Action item:
All of the listing should be output exactly, apart from the pictures.

Source material:
= Beginning of Section =

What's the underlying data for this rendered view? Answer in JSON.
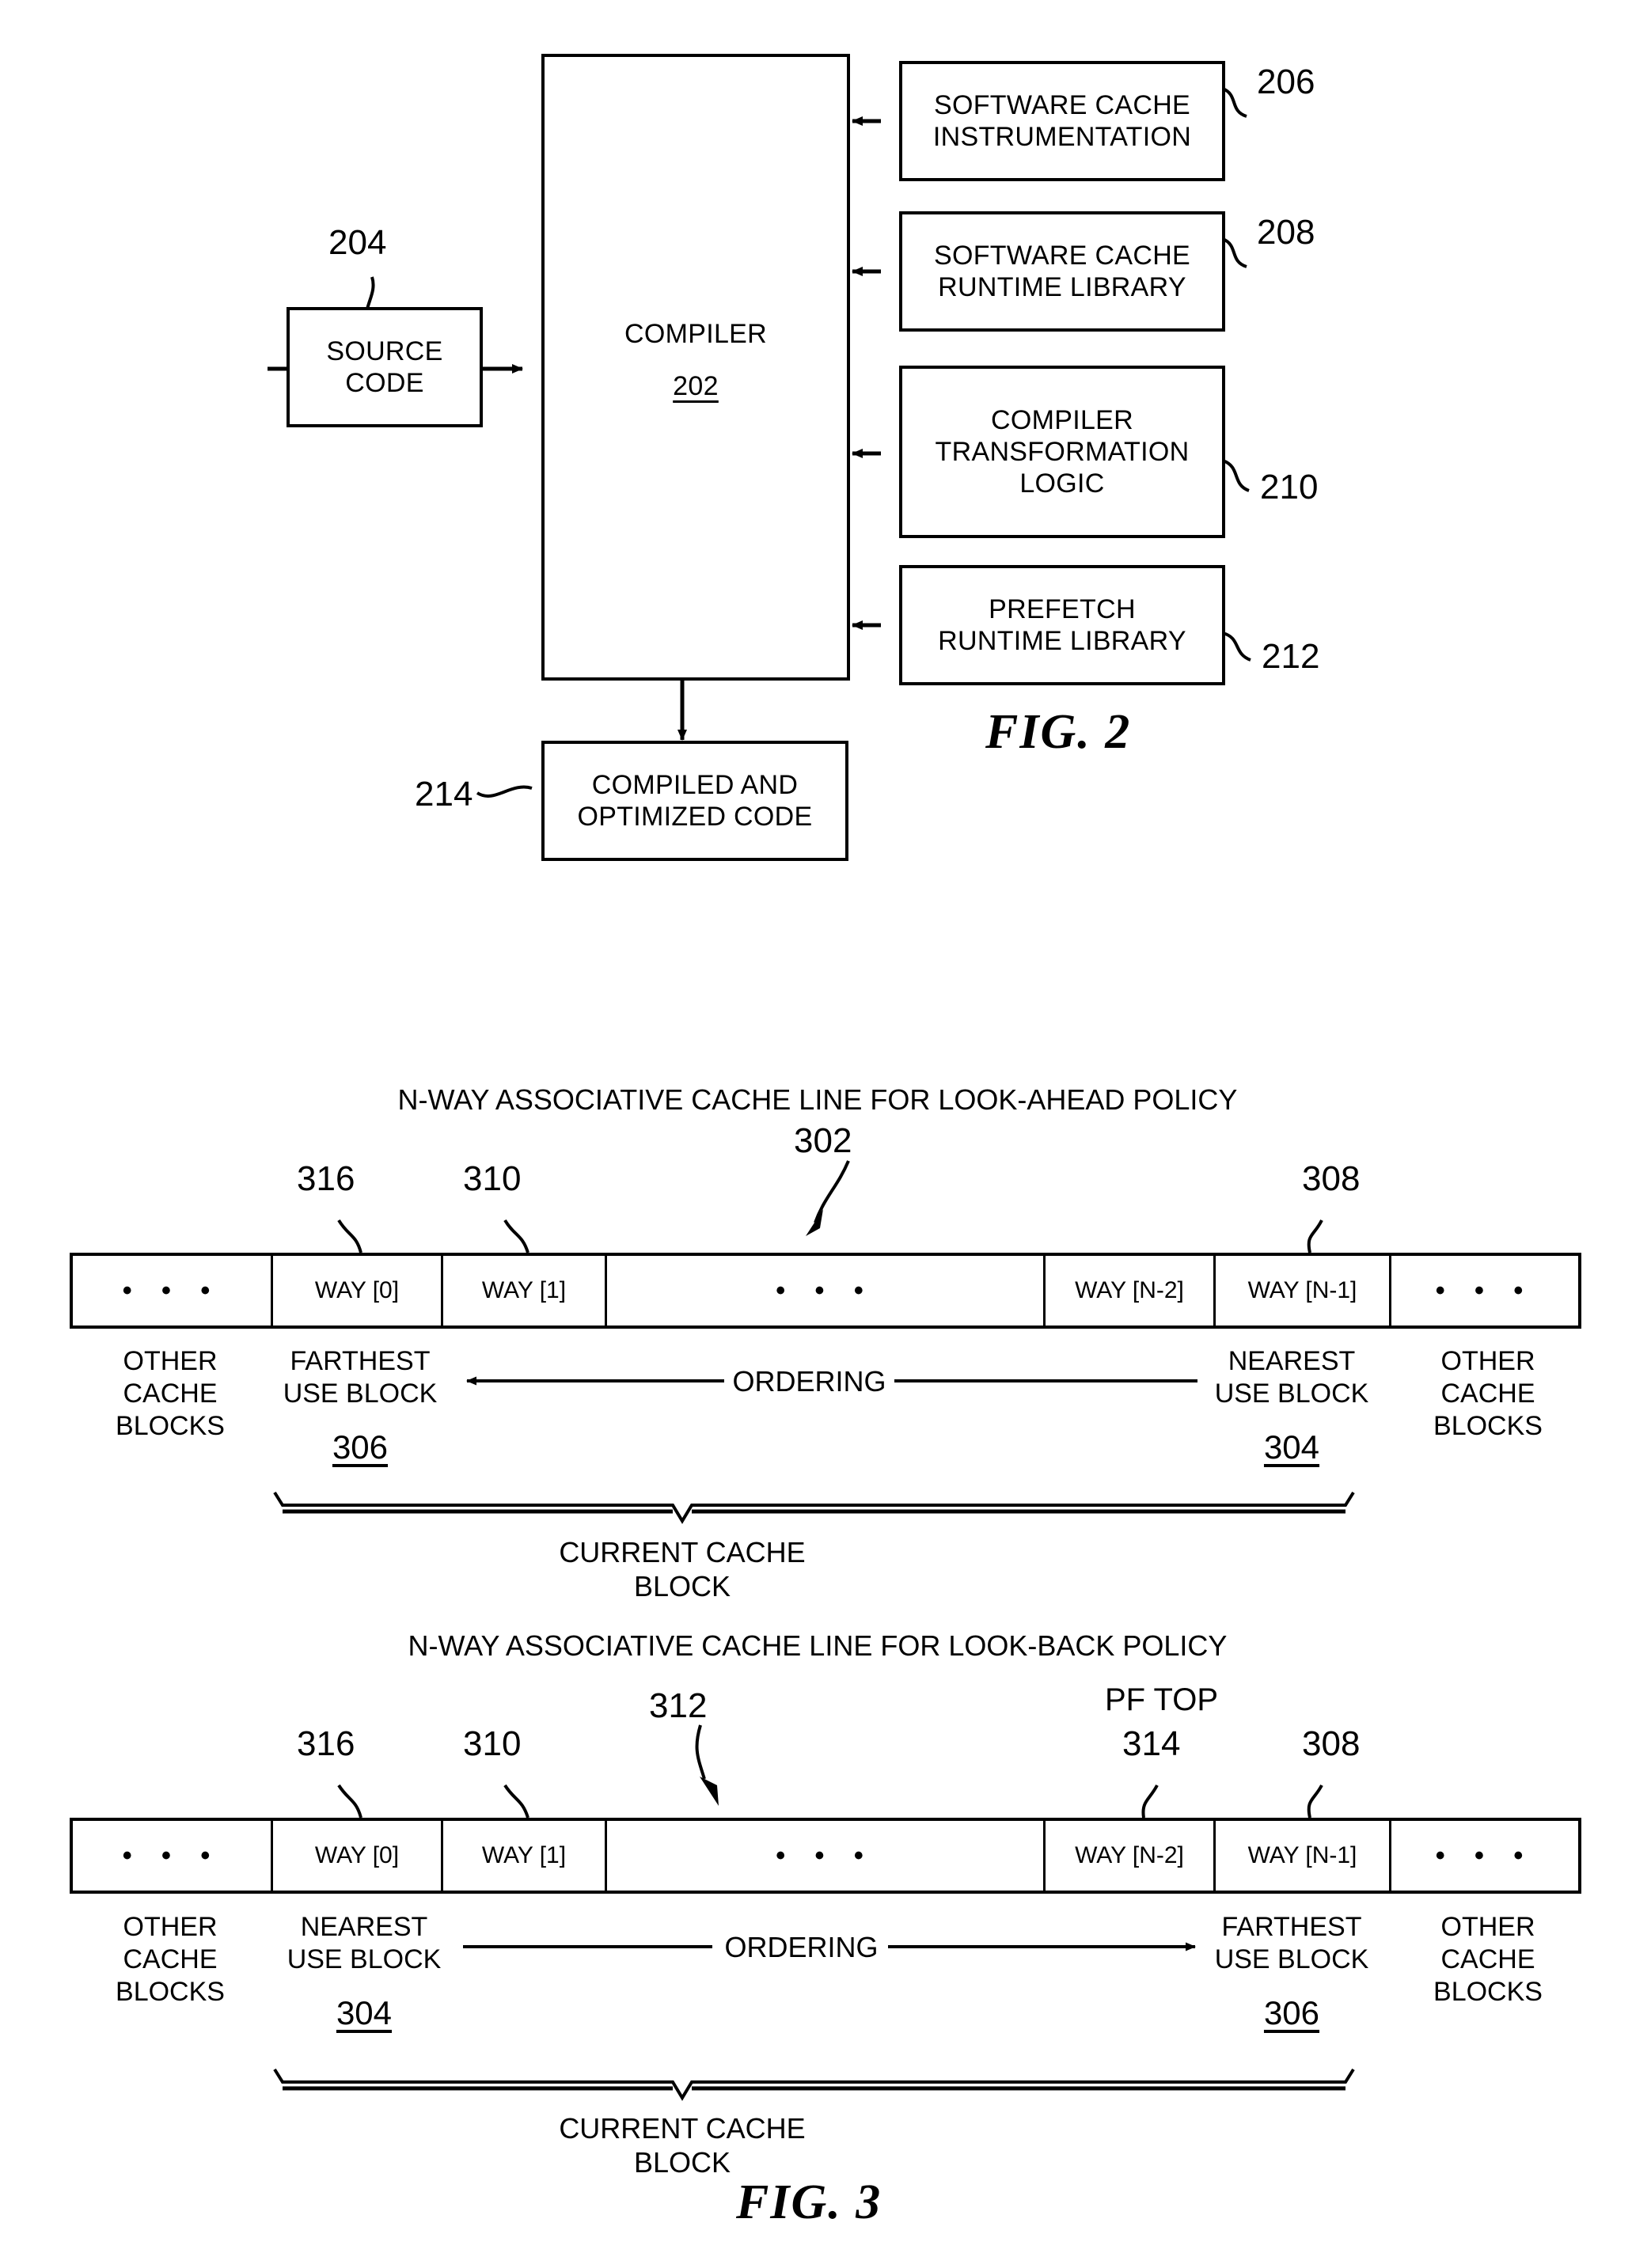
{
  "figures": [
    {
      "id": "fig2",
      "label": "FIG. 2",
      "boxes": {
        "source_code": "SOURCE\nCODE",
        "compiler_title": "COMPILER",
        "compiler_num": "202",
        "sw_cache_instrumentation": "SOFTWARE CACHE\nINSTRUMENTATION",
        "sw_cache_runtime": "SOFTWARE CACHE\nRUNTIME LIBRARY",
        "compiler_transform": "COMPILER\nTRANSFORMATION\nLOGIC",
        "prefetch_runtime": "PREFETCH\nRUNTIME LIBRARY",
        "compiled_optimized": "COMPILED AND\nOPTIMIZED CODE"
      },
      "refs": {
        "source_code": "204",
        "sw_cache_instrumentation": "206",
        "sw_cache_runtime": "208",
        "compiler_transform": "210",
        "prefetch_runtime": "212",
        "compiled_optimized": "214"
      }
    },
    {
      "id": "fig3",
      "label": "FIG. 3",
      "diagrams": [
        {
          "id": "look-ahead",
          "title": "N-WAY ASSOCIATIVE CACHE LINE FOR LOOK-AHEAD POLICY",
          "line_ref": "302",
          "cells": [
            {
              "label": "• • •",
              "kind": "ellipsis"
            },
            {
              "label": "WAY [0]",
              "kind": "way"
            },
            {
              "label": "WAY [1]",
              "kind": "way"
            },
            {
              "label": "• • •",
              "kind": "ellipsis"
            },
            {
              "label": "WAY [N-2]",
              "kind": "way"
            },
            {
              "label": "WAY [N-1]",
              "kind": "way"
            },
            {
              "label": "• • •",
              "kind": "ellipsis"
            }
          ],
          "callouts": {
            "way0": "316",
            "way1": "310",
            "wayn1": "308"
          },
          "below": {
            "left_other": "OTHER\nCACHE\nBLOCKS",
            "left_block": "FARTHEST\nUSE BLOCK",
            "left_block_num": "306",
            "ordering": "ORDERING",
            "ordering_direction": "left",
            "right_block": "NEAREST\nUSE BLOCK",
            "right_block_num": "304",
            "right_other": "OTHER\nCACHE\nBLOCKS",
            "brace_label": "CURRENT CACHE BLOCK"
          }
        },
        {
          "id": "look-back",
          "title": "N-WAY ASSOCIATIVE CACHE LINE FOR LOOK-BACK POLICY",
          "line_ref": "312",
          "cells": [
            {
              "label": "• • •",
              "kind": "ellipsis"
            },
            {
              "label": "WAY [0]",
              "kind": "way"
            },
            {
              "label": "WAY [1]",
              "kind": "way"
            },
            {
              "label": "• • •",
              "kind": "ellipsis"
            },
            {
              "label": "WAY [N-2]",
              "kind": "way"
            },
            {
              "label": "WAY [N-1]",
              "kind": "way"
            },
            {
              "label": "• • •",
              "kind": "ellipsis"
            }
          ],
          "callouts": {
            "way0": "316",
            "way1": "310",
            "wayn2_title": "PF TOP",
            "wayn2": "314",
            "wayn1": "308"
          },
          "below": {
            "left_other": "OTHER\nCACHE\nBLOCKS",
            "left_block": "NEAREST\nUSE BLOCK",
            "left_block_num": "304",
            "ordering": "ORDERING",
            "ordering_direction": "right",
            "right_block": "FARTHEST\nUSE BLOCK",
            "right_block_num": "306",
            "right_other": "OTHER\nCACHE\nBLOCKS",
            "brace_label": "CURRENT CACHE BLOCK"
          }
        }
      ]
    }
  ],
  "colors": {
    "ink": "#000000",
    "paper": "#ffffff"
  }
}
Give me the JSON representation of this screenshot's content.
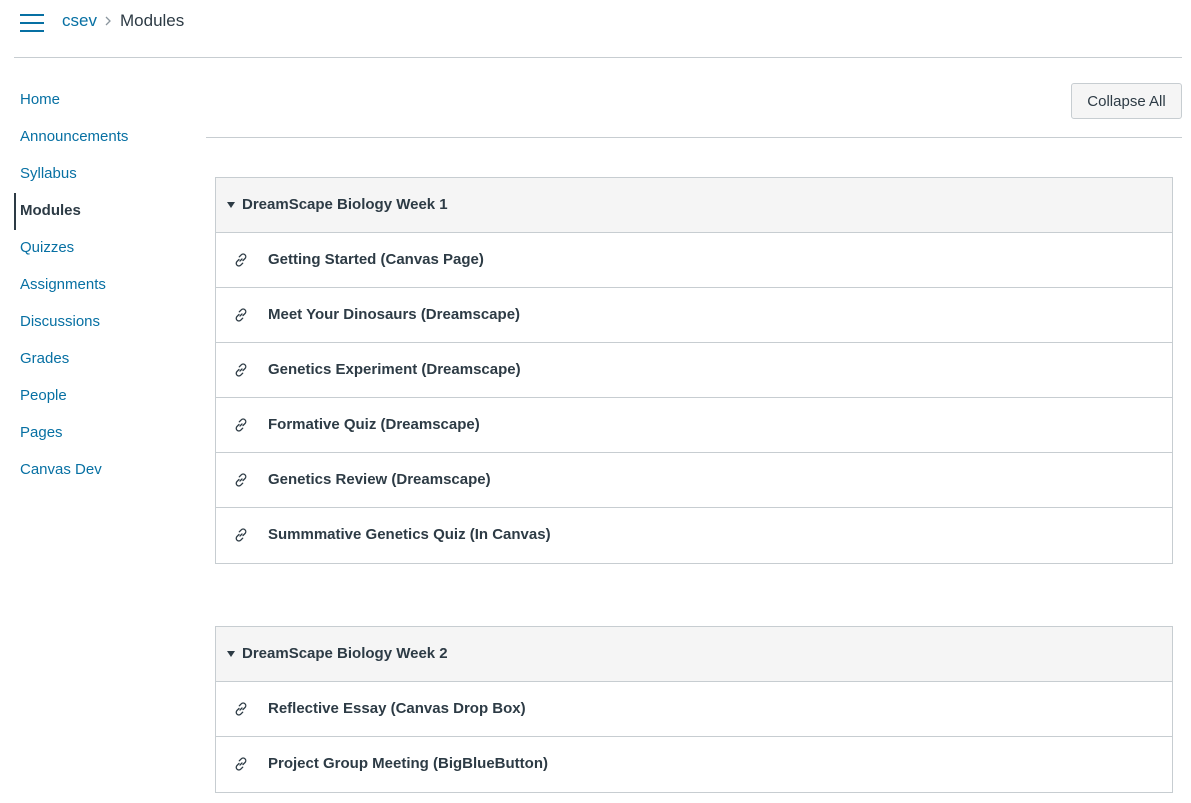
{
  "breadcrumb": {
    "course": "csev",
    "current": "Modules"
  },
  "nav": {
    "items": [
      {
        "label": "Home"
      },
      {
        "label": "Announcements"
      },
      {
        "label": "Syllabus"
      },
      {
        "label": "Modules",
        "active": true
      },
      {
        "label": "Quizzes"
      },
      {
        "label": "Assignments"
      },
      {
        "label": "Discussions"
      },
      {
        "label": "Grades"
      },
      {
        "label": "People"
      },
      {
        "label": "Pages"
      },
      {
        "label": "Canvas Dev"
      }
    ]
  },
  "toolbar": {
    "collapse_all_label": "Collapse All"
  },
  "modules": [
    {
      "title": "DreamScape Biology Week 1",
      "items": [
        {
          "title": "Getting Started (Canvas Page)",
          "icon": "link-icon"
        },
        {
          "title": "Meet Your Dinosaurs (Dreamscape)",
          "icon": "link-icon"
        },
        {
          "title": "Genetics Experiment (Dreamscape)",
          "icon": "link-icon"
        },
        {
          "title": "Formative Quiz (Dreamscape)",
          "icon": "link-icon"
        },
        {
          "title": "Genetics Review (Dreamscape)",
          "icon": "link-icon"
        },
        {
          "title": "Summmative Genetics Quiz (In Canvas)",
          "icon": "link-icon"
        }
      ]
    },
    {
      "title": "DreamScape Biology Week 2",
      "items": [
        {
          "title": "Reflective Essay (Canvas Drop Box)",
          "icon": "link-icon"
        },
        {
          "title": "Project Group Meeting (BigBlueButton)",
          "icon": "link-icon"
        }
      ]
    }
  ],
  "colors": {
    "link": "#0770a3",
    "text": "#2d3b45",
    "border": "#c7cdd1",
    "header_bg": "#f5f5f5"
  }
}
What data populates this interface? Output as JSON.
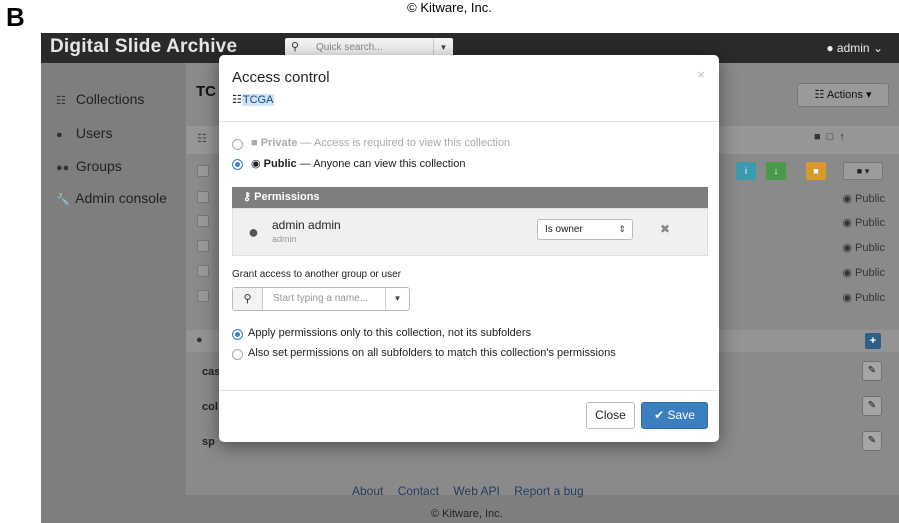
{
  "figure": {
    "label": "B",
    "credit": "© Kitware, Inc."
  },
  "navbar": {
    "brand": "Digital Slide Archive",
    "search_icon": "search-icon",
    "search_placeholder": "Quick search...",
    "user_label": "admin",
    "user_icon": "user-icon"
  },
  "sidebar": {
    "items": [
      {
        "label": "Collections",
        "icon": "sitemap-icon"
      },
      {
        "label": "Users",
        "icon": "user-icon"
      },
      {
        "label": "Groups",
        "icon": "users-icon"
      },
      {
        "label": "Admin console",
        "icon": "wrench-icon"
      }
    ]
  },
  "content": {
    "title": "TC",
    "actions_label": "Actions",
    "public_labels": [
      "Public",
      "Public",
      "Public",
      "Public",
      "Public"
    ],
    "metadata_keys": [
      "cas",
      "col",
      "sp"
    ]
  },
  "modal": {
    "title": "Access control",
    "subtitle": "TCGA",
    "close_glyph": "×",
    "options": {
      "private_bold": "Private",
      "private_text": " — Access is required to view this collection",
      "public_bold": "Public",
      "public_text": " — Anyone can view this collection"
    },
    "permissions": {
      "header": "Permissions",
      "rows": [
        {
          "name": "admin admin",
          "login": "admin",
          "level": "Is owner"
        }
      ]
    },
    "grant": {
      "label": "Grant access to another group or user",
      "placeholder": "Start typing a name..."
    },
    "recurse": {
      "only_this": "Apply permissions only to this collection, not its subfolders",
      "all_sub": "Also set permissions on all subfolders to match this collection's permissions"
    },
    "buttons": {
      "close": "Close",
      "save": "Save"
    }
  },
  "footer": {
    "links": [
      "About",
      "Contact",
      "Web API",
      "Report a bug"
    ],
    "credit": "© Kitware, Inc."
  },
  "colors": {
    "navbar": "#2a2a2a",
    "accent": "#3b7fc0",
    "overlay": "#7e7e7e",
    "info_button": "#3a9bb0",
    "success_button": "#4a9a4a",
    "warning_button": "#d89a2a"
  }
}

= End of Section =

Solution:
What's the underlying data for this rendered view? Answer in JSON.
{
  "figures": [
    {
      "id": "fig2",
      "label": "FIG. 2",
      "boxes": {
        "source_code": "SOURCE\nCODE",
        "compiler_title": "COMPILER",
        "compiler_num": "202",
        "sw_cache_instrumentation": "SOFTWARE CACHE\nINSTRUMENTATION",
        "sw_cache_runtime": "SOFTWARE CACHE\nRUNTIME LIBRARY",
        "compiler_transform": "COMPILER\nTRANSFORMATION\nLOGIC",
        "prefetch_runtime": "PREFETCH\nRUNTIME LIBRARY",
        "compiled_optimized": "COMPILED AND\nOPTIMIZED CODE"
      },
      "refs": {
        "source_code": "204",
        "sw_cache_instrumentation": "206",
        "sw_cache_runtime": "208",
        "compiler_transform": "210",
        "prefetch_runtime": "212",
        "compiled_optimized": "214"
      }
    },
    {
      "id": "fig3",
      "label": "FIG. 3",
      "diagrams": [
        {
          "id": "look-ahead",
          "title": "N-WAY ASSOCIATIVE CACHE LINE FOR LOOK-AHEAD POLICY",
          "line_ref": "302",
          "cells": [
            {
              "label": "• • •",
              "kind": "ellipsis"
            },
            {
              "label": "WAY [0]",
              "kind": "way"
            },
            {
              "label": "WAY [1]",
              "kind": "way"
            },
            {
              "label": "• • •",
              "kind": "ellipsis"
            },
            {
              "label": "WAY [N-2]",
              "kind": "way"
            },
            {
              "label": "WAY [N-1]",
              "kind": "way"
            },
            {
              "label": "• • •",
              "kind": "ellipsis"
            }
          ],
          "callouts": {
            "way0": "316",
            "way1": "310",
            "wayn1": "308"
          },
          "below": {
            "left_other": "OTHER\nCACHE\nBLOCKS",
            "left_block": "FARTHEST\nUSE BLOCK",
            "left_block_num": "306",
            "ordering": "ORDERING",
            "ordering_direction": "left",
            "right_block": "NEAREST\nUSE BLOCK",
            "right_block_num": "304",
            "right_other": "OTHER\nCACHE\nBLOCKS",
            "brace_label": "CURRENT CACHE BLOCK"
          }
        },
        {
          "id": "look-back",
          "title": "N-WAY ASSOCIATIVE CACHE LINE FOR LOOK-BACK POLICY",
          "line_ref": "312",
          "cells": [
            {
              "label": "• • •",
              "kind": "ellipsis"
            },
            {
              "label": "WAY [0]",
              "kind": "way"
            },
            {
              "label": "WAY [1]",
              "kind": "way"
            },
            {
              "label": "• • •",
              "kind": "ellipsis"
            },
            {
              "label": "WAY [N-2]",
              "kind": "way"
            },
            {
              "label": "WAY [N-1]",
              "kind": "way"
            },
            {
              "label": "• • •",
              "kind": "ellipsis"
            }
          ],
          "callouts": {
            "way0": "316",
            "way1": "310",
            "wayn2_title": "PF TOP",
            "wayn2": "314",
            "wayn1": "308"
          },
          "below": {
            "left_other": "OTHER\nCACHE\nBLOCKS",
            "left_block": "NEAREST\nUSE BLOCK",
            "left_block_num": "304",
            "ordering": "ORDERING",
            "ordering_direction": "right",
            "right_block": "FARTHEST\nUSE BLOCK",
            "right_block_num": "306",
            "right_other": "OTHER\nCACHE\nBLOCKS",
            "brace_label": "CURRENT CACHE BLOCK"
          }
        }
      ]
    }
  ],
  "colors": {
    "ink": "#000000",
    "paper": "#ffffff"
  }
}
Give me the JSON representation of this screenshot's content.
{
  "breadcrumb": {
    "course": "csev",
    "current": "Modules"
  },
  "nav": {
    "items": [
      {
        "label": "Home"
      },
      {
        "label": "Announcements"
      },
      {
        "label": "Syllabus"
      },
      {
        "label": "Modules",
        "active": true
      },
      {
        "label": "Quizzes"
      },
      {
        "label": "Assignments"
      },
      {
        "label": "Discussions"
      },
      {
        "label": "Grades"
      },
      {
        "label": "People"
      },
      {
        "label": "Pages"
      },
      {
        "label": "Canvas Dev"
      }
    ]
  },
  "toolbar": {
    "collapse_all_label": "Collapse All"
  },
  "modules": [
    {
      "title": "DreamScape Biology Week 1",
      "items": [
        {
          "title": "Getting Started (Canvas Page)",
          "icon": "link-icon"
        },
        {
          "title": "Meet Your Dinosaurs (Dreamscape)",
          "icon": "link-icon"
        },
        {
          "title": "Genetics Experiment (Dreamscape)",
          "icon": "link-icon"
        },
        {
          "title": "Formative Quiz (Dreamscape)",
          "icon": "link-icon"
        },
        {
          "title": "Genetics Review (Dreamscape)",
          "icon": "link-icon"
        },
        {
          "title": "Summmative Genetics Quiz (In Canvas)",
          "icon": "link-icon"
        }
      ]
    },
    {
      "title": "DreamScape Biology Week 2",
      "items": [
        {
          "title": "Reflective Essay (Canvas Drop Box)",
          "icon": "link-icon"
        },
        {
          "title": "Project Group Meeting (BigBlueButton)",
          "icon": "link-icon"
        }
      ]
    }
  ],
  "colors": {
    "link": "#0770a3",
    "text": "#2d3b45",
    "border": "#c7cdd1",
    "header_bg": "#f5f5f5"
  }
}
What data populates this interface? Output as JSON.
{
  "figure": {
    "label": "B",
    "credit": "© Kitware, Inc."
  },
  "navbar": {
    "brand": "Digital Slide Archive",
    "search_icon": "search-icon",
    "search_placeholder": "Quick search...",
    "user_label": "admin",
    "user_icon": "user-icon"
  },
  "sidebar": {
    "items": [
      {
        "label": "Collections",
        "icon": "sitemap-icon"
      },
      {
        "label": "Users",
        "icon": "user-icon"
      },
      {
        "label": "Groups",
        "icon": "users-icon"
      },
      {
        "label": "Admin console",
        "icon": "wrench-icon"
      }
    ]
  },
  "content": {
    "title": "TC",
    "actions_label": "Actions",
    "public_labels": [
      "Public",
      "Public",
      "Public",
      "Public",
      "Public"
    ],
    "metadata_keys": [
      "cas",
      "col",
      "sp"
    ]
  },
  "modal": {
    "title": "Access control",
    "subtitle": "TCGA",
    "close_glyph": "×",
    "options": {
      "private_bold": "Private",
      "private_text": " — Access is required to view this collection",
      "public_bold": "Public",
      "public_text": " — Anyone can view this collection"
    },
    "permissions": {
      "header": "Permissions",
      "rows": [
        {
          "name": "admin admin",
          "login": "admin",
          "level": "Is owner"
        }
      ]
    },
    "grant": {
      "label": "Grant access to another group or user",
      "placeholder": "Start typing a name..."
    },
    "recurse": {
      "only_this": "Apply permissions only to this collection, not its subfolders",
      "all_sub": "Also set permissions on all subfolders to match this collection's permissions"
    },
    "buttons": {
      "close": "Close",
      "save": "Save"
    }
  },
  "footer": {
    "links": [
      "About",
      "Contact",
      "Web API",
      "Report a bug"
    ],
    "credit": "© Kitware, Inc."
  },
  "colors": {
    "navbar": "#2a2a2a",
    "accent": "#3b7fc0",
    "overlay": "#7e7e7e",
    "info_button": "#3a9bb0",
    "success_button": "#4a9a4a",
    "warning_button": "#d89a2a"
  }
}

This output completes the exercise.